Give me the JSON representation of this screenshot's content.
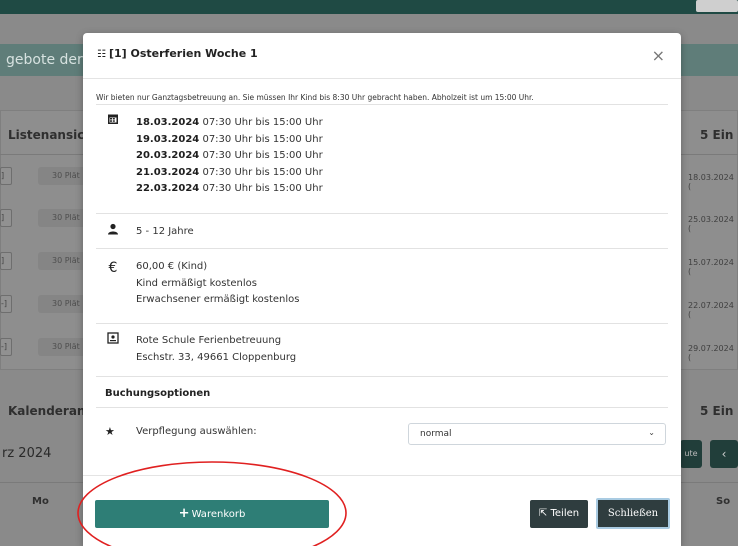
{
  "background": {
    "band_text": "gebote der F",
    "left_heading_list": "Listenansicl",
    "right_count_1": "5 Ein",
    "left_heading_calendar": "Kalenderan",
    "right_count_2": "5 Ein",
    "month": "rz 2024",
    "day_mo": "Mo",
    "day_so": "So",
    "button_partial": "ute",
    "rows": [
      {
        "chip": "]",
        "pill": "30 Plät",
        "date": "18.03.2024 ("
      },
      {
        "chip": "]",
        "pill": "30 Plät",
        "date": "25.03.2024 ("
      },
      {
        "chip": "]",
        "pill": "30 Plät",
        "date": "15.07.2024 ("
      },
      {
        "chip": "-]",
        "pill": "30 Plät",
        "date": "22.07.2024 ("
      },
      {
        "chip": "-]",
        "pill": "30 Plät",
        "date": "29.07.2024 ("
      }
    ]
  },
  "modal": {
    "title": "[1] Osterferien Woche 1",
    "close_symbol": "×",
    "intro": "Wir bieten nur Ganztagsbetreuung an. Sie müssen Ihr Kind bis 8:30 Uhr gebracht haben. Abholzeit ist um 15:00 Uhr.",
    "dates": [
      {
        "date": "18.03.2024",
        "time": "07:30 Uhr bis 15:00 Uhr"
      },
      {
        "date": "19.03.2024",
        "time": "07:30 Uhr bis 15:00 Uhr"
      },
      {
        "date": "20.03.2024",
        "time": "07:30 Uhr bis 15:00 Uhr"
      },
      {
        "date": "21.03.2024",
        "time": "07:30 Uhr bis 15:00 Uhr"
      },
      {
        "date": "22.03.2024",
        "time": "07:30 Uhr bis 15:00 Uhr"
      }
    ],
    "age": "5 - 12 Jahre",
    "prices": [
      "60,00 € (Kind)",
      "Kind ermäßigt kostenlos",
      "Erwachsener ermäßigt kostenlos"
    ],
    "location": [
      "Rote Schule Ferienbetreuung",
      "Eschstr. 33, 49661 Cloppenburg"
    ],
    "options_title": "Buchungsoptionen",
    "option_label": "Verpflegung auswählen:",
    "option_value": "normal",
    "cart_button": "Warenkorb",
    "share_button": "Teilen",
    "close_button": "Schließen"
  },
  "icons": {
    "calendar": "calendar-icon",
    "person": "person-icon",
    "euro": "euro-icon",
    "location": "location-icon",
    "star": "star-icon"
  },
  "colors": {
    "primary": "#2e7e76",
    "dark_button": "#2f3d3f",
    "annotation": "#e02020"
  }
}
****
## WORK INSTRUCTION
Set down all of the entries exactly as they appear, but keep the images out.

## COMPLETED EXERCISE
Give me the JSON representation of this screenshot's content.
{
  "background": {
    "band_text": "gebote der F",
    "left_heading_list": "Listenansicl",
    "right_count_1": "5 Ein",
    "left_heading_calendar": "Kalenderan",
    "right_count_2": "5 Ein",
    "month": "rz 2024",
    "day_mo": "Mo",
    "day_so": "So",
    "button_partial": "ute",
    "rows": [
      {
        "chip": "]",
        "pill": "30 Plät",
        "date": "18.03.2024 ("
      },
      {
        "chip": "]",
        "pill": "30 Plät",
        "date": "25.03.2024 ("
      },
      {
        "chip": "]",
        "pill": "30 Plät",
        "date": "15.07.2024 ("
      },
      {
        "chip": "-]",
        "pill": "30 Plät",
        "date": "22.07.2024 ("
      },
      {
        "chip": "-]",
        "pill": "30 Plät",
        "date": "29.07.2024 ("
      }
    ]
  },
  "modal": {
    "title": "[1] Osterferien Woche 1",
    "close_symbol": "×",
    "intro": "Wir bieten nur Ganztagsbetreuung an. Sie müssen Ihr Kind bis 8:30 Uhr gebracht haben. Abholzeit ist um 15:00 Uhr.",
    "dates": [
      {
        "date": "18.03.2024",
        "time": "07:30 Uhr bis 15:00 Uhr"
      },
      {
        "date": "19.03.2024",
        "time": "07:30 Uhr bis 15:00 Uhr"
      },
      {
        "date": "20.03.2024",
        "time": "07:30 Uhr bis 15:00 Uhr"
      },
      {
        "date": "21.03.2024",
        "time": "07:30 Uhr bis 15:00 Uhr"
      },
      {
        "date": "22.03.2024",
        "time": "07:30 Uhr bis 15:00 Uhr"
      }
    ],
    "age": "5 - 12 Jahre",
    "prices": [
      "60,00 € (Kind)",
      "Kind ermäßigt kostenlos",
      "Erwachsener ermäßigt kostenlos"
    ],
    "location": [
      "Rote Schule Ferienbetreuung",
      "Eschstr. 33, 49661 Cloppenburg"
    ],
    "options_title": "Buchungsoptionen",
    "option_label": "Verpflegung auswählen:",
    "option_value": "normal",
    "cart_button": "Warenkorb",
    "share_button": "Teilen",
    "close_button": "Schließen"
  },
  "icons": {
    "calendar": "calendar-icon",
    "person": "person-icon",
    "euro": "euro-icon",
    "location": "location-icon",
    "star": "star-icon"
  },
  "colors": {
    "primary": "#2e7e76",
    "dark_button": "#2f3d3f",
    "annotation": "#e02020"
  }
}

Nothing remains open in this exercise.